Tag: Reflexology

Local points of pseudo-medicine.

Corrigendum. The Week in Review for 05/07/2017.

Death from alternative medicine impersonators. An acupuncture study done so acupuncturists can get insurance money? A chiropractor has to refund the feds one million dollars. And more.

/ May 7, 2017
A thousand points of pseudo-medicine.

Corrigendum. The Week in Review for 04/30/2017

Stroke from chiropractic. Measles in Minnesota. Fraudulent methodologies? How do your remove homeopathy from a product? Acuwhatever. And more.

/ April 30, 2017

Dana-Farber Cancer Center’s Integrative Medicine Expansion

In June, an article in the Boston Globe covered yet another incursion of pseudoscience into a major academic medical center, this time at the Dana-Farber Cancer Institute. Dana-Farber, located just a couple of miles from the library where I’m writing this post, has provided world-class care for children and adults with cancer since 1947. It’s kind of a big deal. Sidney Farber,...

/ August 12, 2016
Iridology

Australian review finds no benefit to 17 natural therapies

Health care systems around the world are being pressured to “do more and spend less”, to make healthcare more cost effective. Owing to aging populations and the growing cost of providing health services, there’s more scrutiny than ever on the value of different health treatments, with the goal of reducing the use of treatments that don’t help. The Choosing Wisely initiative was...

/ November 19, 2015

“Magic Socks?” Alternative Medicine’s Obsession With Your Feet.

I recently received an email from none other than Jann Bellamy pointing out a particular flavor of naturopathic nonsense that I had missed up until this point: “magic socks.” A quick search revealed that our own Scott Gavura had briefly mentioned this remedy in a 2013 post, but I plan on going into much greater detail. The claim contained in the newsletter...

/ October 9, 2015

Massage Therapy rubs me the wrong way

Back in my days of practicing law, one of my escapes from reality was a good massage. It was a great treat, exchanging the high-octane atmosphere of the law office for the soothing music, subdued voices and pastel tones of the treatment room. I could have stayed on that table for hours. Little did I know just how much an escape from...

/ September 17, 2015
Society of Integrative Oncology

Selling “integrative oncology” as a monograph in JNCI

The Society of Integrative Oncology publishes its "evidence-based" guidelines for the supportive care of breast cancer patients, along with a whole lot of musings on integrating quackery with medicine. But are the guidelines science-based? I think you know the answer to that one.

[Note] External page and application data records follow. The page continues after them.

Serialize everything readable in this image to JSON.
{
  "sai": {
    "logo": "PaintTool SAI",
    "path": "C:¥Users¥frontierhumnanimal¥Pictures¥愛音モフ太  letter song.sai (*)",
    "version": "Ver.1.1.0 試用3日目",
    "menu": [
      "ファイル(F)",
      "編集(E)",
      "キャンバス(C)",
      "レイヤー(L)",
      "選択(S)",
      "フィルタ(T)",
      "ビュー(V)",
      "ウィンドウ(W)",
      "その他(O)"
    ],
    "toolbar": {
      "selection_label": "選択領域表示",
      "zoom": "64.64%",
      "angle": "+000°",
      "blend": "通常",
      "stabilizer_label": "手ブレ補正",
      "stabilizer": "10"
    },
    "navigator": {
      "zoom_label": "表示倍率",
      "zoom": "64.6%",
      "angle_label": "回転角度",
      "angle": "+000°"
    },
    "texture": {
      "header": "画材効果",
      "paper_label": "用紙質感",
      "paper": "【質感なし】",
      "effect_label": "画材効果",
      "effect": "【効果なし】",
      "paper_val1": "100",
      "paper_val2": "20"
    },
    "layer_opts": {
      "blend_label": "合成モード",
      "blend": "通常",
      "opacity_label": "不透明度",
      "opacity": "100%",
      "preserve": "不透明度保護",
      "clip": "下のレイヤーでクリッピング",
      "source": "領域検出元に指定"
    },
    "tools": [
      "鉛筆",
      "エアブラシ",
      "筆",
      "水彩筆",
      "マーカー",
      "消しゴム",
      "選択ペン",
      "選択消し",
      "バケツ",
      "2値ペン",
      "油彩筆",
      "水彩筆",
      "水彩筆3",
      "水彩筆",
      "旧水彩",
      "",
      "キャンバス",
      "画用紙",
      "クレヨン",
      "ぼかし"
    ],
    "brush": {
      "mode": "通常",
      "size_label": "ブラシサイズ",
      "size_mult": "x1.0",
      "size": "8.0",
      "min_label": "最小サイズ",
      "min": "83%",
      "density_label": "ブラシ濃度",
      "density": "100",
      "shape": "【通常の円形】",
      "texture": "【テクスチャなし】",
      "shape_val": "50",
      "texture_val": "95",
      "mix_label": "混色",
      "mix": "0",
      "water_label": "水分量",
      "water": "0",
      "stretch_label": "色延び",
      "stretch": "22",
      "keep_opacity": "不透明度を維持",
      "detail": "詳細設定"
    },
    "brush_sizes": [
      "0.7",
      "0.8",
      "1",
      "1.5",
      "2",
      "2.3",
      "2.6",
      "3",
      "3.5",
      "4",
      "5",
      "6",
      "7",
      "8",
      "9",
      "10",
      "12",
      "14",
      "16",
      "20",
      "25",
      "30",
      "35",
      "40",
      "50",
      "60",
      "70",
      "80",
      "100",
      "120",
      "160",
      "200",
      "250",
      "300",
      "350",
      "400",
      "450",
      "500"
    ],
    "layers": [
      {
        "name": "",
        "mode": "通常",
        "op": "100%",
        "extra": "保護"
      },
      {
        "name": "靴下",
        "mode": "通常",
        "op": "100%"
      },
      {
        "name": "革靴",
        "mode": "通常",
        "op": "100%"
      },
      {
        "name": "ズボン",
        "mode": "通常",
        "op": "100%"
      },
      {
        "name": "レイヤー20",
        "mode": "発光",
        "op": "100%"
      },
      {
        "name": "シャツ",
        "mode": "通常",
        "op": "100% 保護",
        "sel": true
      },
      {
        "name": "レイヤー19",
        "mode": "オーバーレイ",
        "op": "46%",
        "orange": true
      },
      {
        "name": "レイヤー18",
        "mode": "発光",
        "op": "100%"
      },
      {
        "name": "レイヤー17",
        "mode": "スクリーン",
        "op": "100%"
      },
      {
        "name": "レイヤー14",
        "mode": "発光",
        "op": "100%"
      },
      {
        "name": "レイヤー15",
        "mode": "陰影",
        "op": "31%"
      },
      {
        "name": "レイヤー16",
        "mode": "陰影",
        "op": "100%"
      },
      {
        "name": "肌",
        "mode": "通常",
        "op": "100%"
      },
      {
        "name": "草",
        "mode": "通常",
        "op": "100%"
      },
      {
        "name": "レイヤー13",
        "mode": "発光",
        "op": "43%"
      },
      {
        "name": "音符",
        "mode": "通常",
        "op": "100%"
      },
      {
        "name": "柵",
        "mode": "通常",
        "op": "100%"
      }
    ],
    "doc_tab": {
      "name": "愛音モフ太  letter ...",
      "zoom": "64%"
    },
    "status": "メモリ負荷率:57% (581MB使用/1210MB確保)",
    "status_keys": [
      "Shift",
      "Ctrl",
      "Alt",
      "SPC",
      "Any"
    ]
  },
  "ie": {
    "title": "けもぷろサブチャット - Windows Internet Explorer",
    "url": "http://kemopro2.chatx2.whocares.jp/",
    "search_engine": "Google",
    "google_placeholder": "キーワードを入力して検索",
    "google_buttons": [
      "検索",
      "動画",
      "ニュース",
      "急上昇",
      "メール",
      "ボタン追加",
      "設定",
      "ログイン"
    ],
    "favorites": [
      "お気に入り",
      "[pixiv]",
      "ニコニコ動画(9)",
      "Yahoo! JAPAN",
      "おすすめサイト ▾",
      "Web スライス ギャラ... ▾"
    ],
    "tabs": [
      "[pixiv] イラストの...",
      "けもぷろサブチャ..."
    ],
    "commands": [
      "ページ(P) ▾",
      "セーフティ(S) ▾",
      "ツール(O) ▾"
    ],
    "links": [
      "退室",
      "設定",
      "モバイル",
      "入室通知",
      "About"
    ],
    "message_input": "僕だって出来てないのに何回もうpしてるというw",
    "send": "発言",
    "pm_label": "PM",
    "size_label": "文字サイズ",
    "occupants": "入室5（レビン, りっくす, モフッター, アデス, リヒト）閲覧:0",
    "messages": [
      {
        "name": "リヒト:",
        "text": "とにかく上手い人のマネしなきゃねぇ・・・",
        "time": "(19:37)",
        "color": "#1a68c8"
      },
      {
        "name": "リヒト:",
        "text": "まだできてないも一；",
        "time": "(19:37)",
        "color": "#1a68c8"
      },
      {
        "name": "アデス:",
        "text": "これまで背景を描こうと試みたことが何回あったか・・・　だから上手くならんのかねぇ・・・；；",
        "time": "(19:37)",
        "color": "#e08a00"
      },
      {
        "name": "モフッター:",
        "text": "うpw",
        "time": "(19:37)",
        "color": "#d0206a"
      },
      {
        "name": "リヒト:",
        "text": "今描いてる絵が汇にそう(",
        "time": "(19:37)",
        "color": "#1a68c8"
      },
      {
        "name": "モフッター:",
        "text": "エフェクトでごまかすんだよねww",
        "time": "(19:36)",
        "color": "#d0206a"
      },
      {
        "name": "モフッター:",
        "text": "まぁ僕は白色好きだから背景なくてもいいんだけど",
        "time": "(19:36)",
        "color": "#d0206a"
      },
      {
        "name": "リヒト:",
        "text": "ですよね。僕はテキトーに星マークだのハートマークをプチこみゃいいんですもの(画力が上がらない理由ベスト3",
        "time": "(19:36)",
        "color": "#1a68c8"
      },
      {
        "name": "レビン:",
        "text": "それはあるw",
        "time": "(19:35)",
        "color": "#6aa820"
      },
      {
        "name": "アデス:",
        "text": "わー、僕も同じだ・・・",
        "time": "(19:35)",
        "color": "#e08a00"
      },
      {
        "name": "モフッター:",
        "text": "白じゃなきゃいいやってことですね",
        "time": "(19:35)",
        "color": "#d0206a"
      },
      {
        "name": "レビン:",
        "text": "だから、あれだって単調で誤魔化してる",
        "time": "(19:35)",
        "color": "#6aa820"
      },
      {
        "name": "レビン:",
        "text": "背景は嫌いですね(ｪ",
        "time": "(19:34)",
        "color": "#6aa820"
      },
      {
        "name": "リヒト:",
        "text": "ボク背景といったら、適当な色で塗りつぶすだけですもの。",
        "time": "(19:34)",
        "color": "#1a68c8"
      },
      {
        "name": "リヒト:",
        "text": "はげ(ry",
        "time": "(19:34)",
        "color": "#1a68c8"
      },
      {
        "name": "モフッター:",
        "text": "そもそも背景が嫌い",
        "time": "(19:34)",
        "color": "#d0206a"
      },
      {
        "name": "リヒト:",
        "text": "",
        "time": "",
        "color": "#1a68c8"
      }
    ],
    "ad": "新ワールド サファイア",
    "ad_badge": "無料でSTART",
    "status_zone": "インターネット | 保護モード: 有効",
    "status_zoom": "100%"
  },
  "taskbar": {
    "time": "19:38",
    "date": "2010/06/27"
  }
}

/ December 1, 2014

Andrew Wakefield, the MMR, and a “mother warrior’s” fabricated vaccine injury story

As the time came to do my usual weekly post for this blog, I was torn over what to write about. Regular readers might have noticed that a certain dubious cancer doctor about whom I’ve written twice before has been agitating in the comments for me to pay attention to him, after having sent more e-mails to me and various deans at...

/ October 13, 2014

A tale of quackademic medicine at the University of Arizona Cancer Center

Quackademic medicine. I love that term, because it succinctly describes the infiltration of pseudoscientific medicine into medical academia. As I’ve said many times, I wish I had been the one to coin the phrase, but I wasn’t. To the best of my ability to determine, I first picked it up from Dr. R. W. Donnell back in 2008 and haven’t been able...

/ March 17, 2014

Quackademic medicine trickles out to community hospitals

One of the major themes of this blog has been to combat what I, borrowing a term coined (as far as I can tell) by Dr. R. W. Donnell, like to refer to as “quackademic medicine.” Quackademic medicine is a lovely term designed to summarize everything that is wrong with the increasing embrace of so-called “complementary and alternative medicine” (CAM) or, as...

/ June 11, 2012